HOW TO COMPLETE THIS TASK: Scan the records below and say how many lines include the word "avatar", giving no other text.

Segment Open

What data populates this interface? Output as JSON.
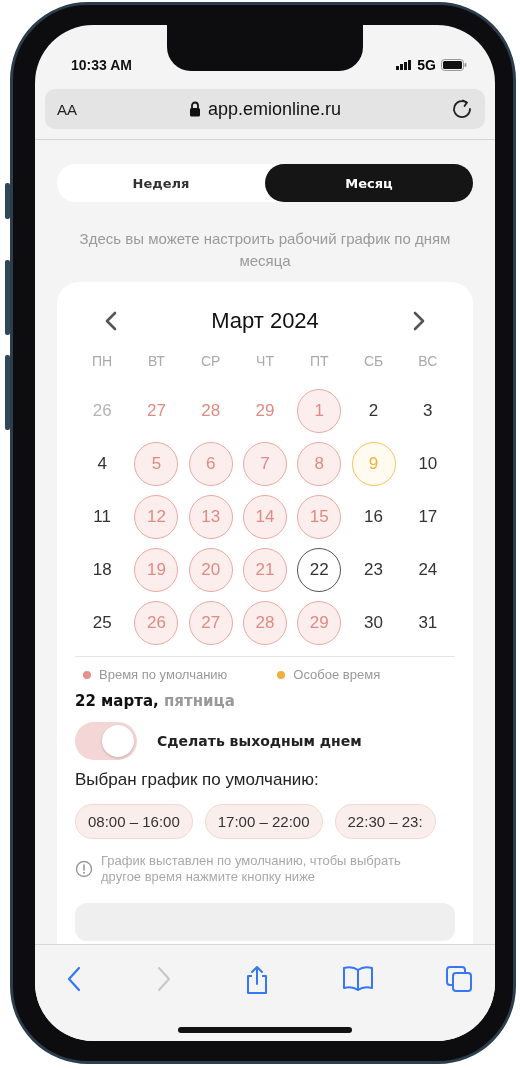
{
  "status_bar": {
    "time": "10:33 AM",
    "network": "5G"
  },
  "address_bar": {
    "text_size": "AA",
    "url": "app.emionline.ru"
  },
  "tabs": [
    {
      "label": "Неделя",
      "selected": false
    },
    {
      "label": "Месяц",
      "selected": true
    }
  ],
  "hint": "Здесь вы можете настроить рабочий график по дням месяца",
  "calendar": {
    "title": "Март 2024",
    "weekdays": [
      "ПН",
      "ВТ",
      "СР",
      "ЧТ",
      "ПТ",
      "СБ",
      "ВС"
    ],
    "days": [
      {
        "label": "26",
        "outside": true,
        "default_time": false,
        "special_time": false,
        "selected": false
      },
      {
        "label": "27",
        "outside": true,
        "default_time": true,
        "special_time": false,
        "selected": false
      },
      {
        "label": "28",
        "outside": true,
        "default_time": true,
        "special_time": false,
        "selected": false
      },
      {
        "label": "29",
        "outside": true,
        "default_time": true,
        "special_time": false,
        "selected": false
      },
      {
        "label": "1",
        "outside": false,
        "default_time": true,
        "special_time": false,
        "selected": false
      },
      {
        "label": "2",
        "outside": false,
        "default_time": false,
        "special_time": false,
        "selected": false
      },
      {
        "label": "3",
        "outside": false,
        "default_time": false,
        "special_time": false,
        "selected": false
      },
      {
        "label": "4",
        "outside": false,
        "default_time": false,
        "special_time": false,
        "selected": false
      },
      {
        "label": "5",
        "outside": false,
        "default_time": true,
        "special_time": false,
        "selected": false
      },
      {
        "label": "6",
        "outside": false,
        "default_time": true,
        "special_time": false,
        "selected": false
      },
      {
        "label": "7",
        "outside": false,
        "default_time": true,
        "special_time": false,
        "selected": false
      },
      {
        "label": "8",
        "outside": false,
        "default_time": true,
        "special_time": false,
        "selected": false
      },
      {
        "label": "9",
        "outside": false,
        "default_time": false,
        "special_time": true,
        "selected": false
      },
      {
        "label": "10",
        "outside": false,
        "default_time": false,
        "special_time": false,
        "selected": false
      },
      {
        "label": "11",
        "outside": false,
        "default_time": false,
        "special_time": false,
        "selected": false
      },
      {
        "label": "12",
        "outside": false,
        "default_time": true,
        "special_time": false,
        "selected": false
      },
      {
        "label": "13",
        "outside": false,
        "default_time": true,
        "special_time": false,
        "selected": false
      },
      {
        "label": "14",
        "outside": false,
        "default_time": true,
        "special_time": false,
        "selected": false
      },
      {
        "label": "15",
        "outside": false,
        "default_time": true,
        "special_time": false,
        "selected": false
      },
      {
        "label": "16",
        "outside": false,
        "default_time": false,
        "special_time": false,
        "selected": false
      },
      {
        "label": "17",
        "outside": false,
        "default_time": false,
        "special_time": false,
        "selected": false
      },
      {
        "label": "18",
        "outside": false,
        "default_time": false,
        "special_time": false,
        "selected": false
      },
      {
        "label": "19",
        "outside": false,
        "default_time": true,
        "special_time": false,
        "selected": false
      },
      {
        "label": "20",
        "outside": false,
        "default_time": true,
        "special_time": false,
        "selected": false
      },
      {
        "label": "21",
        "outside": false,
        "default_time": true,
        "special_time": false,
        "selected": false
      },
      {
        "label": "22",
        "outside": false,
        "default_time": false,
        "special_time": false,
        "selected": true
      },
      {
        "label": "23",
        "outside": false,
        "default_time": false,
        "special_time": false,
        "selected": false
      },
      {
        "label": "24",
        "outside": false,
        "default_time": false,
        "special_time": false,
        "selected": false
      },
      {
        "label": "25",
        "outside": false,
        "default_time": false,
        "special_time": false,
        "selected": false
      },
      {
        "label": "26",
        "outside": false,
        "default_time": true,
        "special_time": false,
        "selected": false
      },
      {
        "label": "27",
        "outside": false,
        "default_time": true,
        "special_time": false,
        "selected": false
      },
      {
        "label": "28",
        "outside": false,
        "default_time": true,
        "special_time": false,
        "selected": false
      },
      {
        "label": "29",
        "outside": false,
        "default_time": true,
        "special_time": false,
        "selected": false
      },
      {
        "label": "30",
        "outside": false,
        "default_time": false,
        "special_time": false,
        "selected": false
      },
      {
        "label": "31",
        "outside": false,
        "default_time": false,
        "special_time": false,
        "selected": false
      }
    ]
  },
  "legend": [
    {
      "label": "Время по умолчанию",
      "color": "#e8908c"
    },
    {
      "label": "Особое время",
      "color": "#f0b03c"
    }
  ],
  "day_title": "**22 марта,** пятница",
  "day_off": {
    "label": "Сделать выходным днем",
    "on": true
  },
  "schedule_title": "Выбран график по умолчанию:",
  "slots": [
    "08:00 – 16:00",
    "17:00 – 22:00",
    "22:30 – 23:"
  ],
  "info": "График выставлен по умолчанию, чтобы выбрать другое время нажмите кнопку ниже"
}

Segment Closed
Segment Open

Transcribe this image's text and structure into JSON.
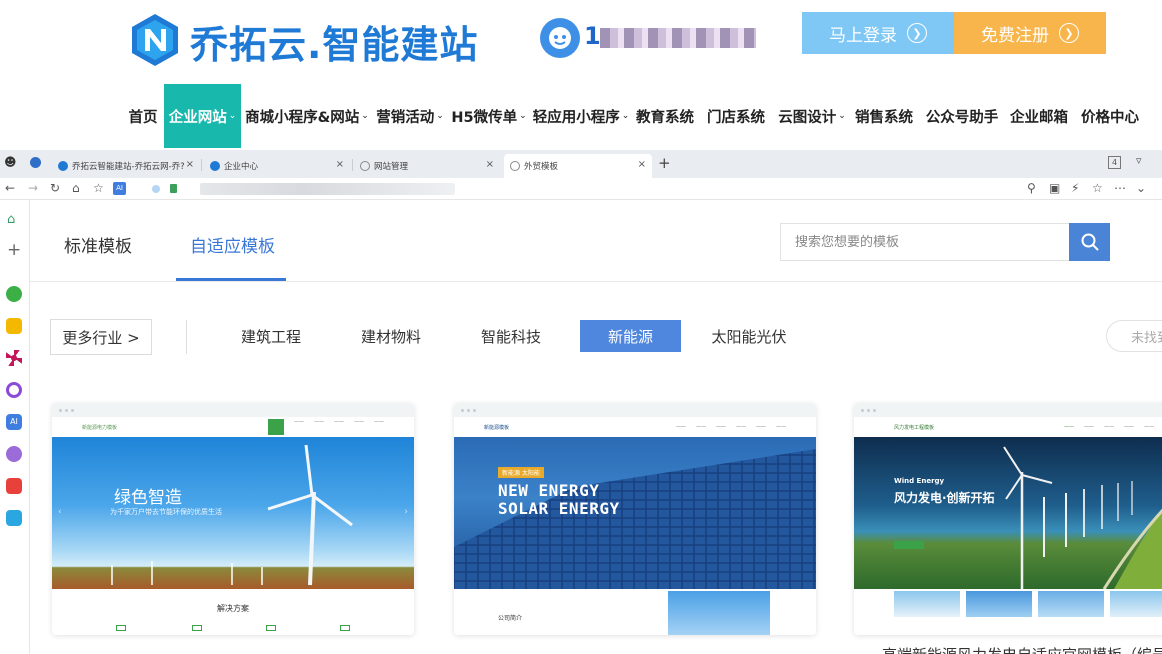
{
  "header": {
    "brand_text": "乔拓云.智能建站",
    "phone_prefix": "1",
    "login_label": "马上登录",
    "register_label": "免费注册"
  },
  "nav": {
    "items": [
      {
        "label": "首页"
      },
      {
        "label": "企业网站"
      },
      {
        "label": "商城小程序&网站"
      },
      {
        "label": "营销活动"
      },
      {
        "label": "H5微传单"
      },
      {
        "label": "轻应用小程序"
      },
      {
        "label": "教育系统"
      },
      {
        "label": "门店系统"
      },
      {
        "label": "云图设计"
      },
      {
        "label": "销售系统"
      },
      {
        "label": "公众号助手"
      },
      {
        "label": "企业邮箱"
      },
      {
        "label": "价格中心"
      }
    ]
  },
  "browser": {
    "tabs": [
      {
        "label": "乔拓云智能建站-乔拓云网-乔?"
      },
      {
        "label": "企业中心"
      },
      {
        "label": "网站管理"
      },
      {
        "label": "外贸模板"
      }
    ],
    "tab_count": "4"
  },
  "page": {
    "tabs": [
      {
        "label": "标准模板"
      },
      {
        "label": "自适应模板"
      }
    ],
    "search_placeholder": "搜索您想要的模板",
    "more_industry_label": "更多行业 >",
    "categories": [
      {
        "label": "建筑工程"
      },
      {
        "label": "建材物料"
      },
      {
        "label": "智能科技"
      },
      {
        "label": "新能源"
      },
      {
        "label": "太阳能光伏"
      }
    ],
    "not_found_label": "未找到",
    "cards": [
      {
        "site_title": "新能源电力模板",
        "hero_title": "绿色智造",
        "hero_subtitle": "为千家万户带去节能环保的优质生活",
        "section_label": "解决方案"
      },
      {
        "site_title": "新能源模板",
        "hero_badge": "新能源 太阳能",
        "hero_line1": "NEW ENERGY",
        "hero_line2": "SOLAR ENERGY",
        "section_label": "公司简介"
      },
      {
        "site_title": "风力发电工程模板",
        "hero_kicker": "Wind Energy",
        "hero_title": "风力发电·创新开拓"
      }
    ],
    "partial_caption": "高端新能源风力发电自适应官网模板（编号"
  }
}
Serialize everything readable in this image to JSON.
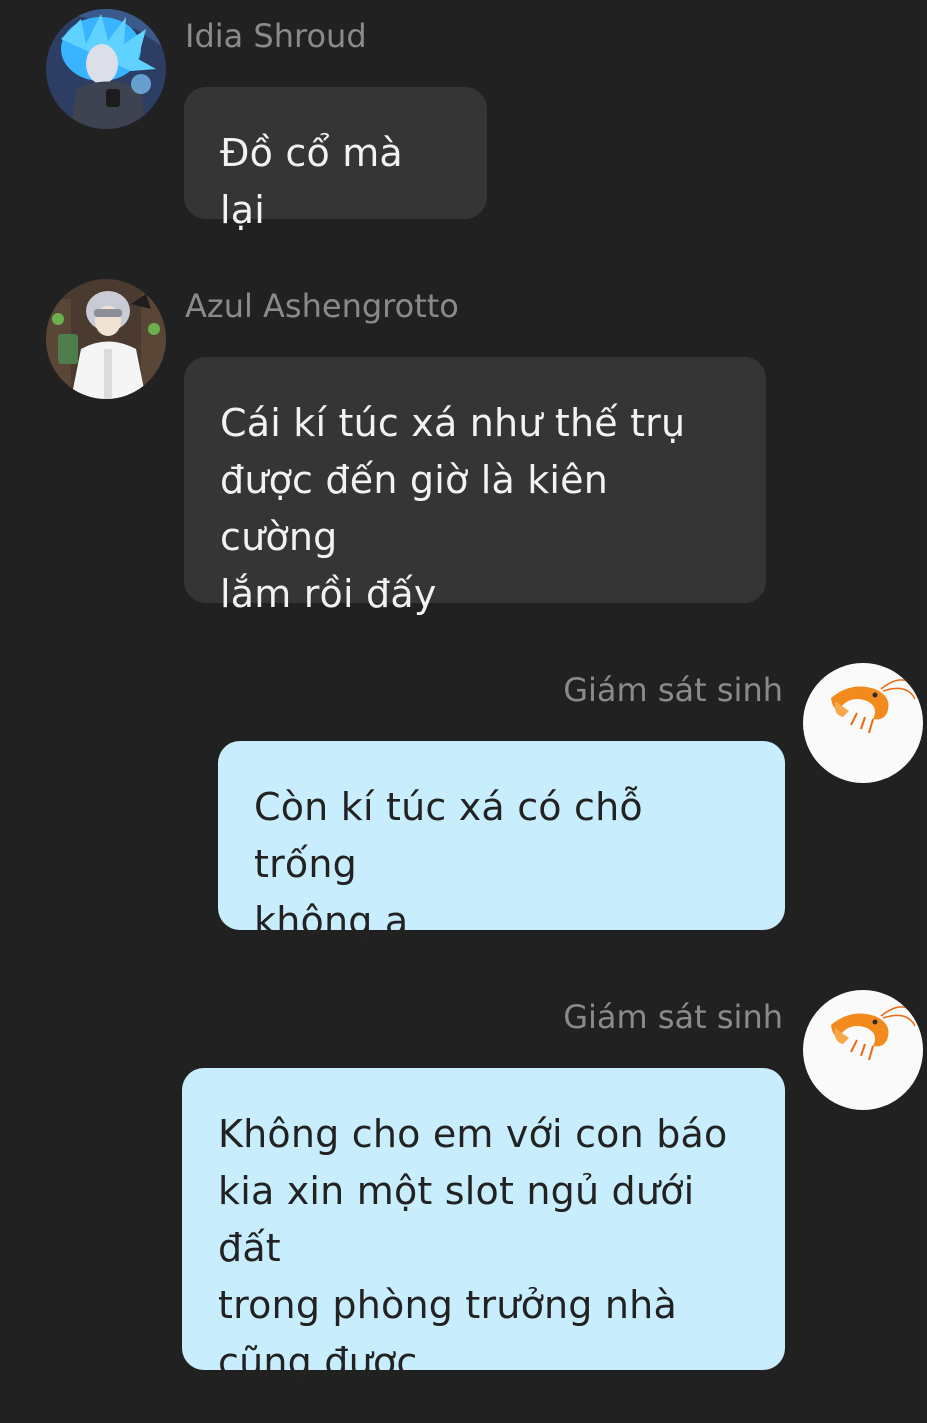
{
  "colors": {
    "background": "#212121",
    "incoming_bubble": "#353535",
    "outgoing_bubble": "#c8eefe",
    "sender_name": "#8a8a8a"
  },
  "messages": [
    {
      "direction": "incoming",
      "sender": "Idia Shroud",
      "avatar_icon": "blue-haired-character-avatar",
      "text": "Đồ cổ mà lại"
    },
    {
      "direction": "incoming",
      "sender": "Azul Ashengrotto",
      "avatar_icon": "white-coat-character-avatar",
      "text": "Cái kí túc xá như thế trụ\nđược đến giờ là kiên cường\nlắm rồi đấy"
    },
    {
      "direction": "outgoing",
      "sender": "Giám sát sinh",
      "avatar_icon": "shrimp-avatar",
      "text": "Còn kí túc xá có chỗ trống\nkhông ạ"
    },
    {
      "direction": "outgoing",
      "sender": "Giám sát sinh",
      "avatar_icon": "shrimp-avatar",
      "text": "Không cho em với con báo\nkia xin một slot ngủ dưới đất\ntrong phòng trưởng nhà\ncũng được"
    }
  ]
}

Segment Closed

SOLVED EXERCISE: 4